### WORK ITEM
Only the lines from the line with "What data populates" through the end of the records belong in your reply, copied exactly, with every picture left out.

### Page and application data records
○ ○ ○ ○ ○ ○ ○

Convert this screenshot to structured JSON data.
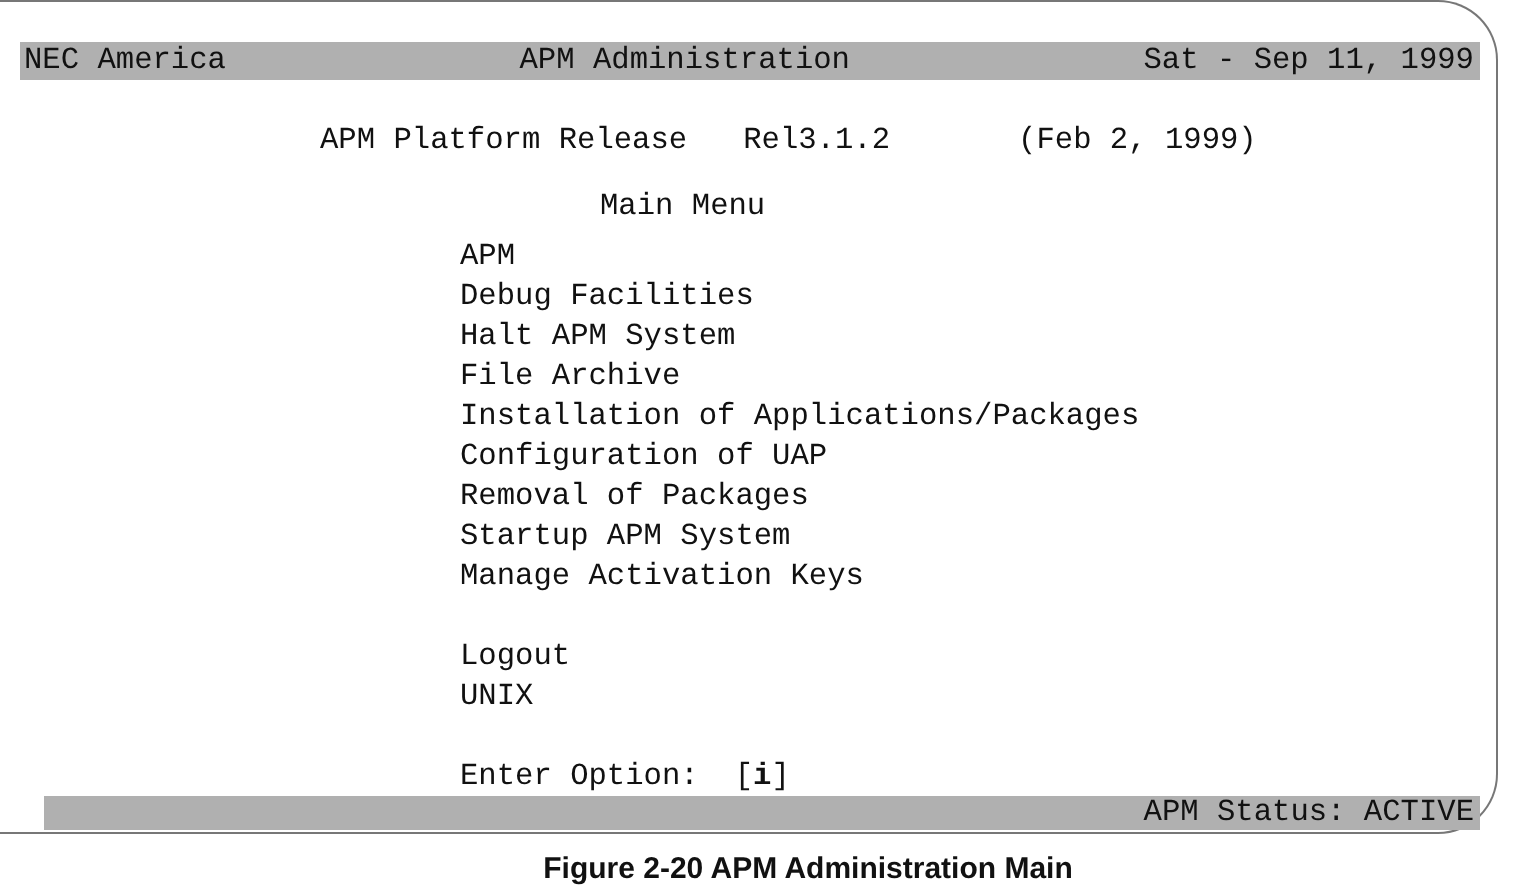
{
  "header": {
    "left": "NEC America",
    "center": "APM Administration",
    "right": "Sat - Sep 11, 1999"
  },
  "release": {
    "title": "APM Platform Release",
    "version": "Rel3.1.2",
    "date": "(Feb 2, 1999)"
  },
  "menu": {
    "title": "Main Menu",
    "items": [
      "APM",
      "Debug Facilities",
      "Halt APM System",
      "File Archive",
      "Installation of Applications/Packages",
      "Configuration of UAP",
      "Removal of Packages",
      "Startup APM System",
      "Manage Activation Keys"
    ],
    "extra_items": [
      "Logout",
      "UNIX"
    ]
  },
  "prompt": {
    "label": "Enter Option:",
    "value": "[**i**]"
  },
  "status": "APM Status: ACTIVE",
  "caption": "Figure 2-20   APM Administration Main"
}
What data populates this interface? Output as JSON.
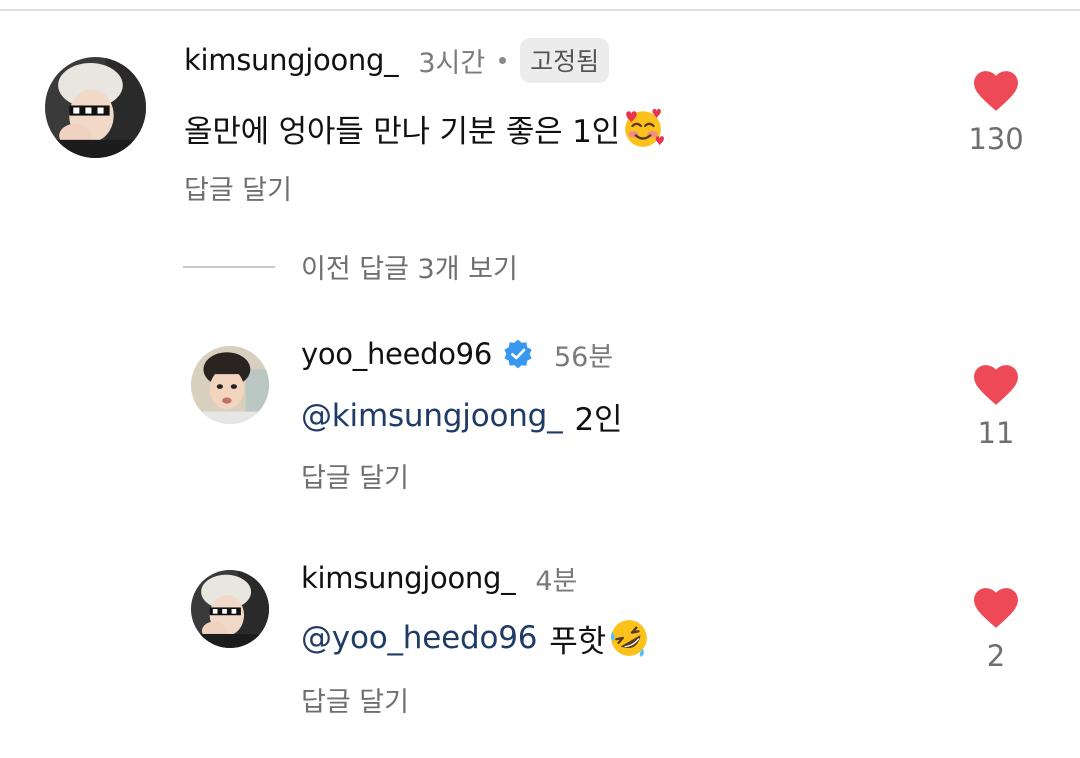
{
  "comments": [
    {
      "username": "kimsungjoong_",
      "time": "3시간",
      "pinned_label": "고정됨",
      "text": "올만에 엉아들 만나 기분 좋은 1인",
      "emoji": "smiling-face-with-hearts",
      "reply_label": "답글 달기",
      "likes": "130"
    }
  ],
  "view_previous": {
    "label": "이전 답글 3개 보기"
  },
  "replies": [
    {
      "username": "yoo_heedo96",
      "verified": true,
      "time": "56분",
      "mention": "@kimsungjoong_",
      "text": "2인",
      "reply_label": "답글 달기",
      "likes": "11"
    },
    {
      "username": "kimsungjoong_",
      "time": "4분",
      "mention": "@yoo_heedo96",
      "text": "푸핫",
      "emoji": "rolling-on-the-floor-laughing",
      "reply_label": "답글 달기",
      "likes": "2"
    }
  ],
  "colors": {
    "heart": "#ed4956",
    "mention": "#1f3c66",
    "verified": "#3897f0"
  }
}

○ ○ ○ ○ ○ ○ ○

### REPLY
What data populates this interface? Output as JSON.
{
  "comments": [
    {
      "username": "kimsungjoong_",
      "time": "3시간",
      "pinned_label": "고정됨",
      "text": "올만에 엉아들 만나 기분 좋은 1인",
      "emoji": "smiling-face-with-hearts",
      "reply_label": "답글 달기",
      "likes": "130"
    }
  ],
  "view_previous": {
    "label": "이전 답글 3개 보기"
  },
  "replies": [
    {
      "username": "yoo_heedo96",
      "verified": true,
      "time": "56분",
      "mention": "@kimsungjoong_",
      "text": "2인",
      "reply_label": "답글 달기",
      "likes": "11"
    },
    {
      "username": "kimsungjoong_",
      "time": "4분",
      "mention": "@yoo_heedo96",
      "text": "푸핫",
      "emoji": "rolling-on-the-floor-laughing",
      "reply_label": "답글 달기",
      "likes": "2"
    }
  ],
  "colors": {
    "heart": "#ed4956",
    "mention": "#1f3c66",
    "verified": "#3897f0"
  }
}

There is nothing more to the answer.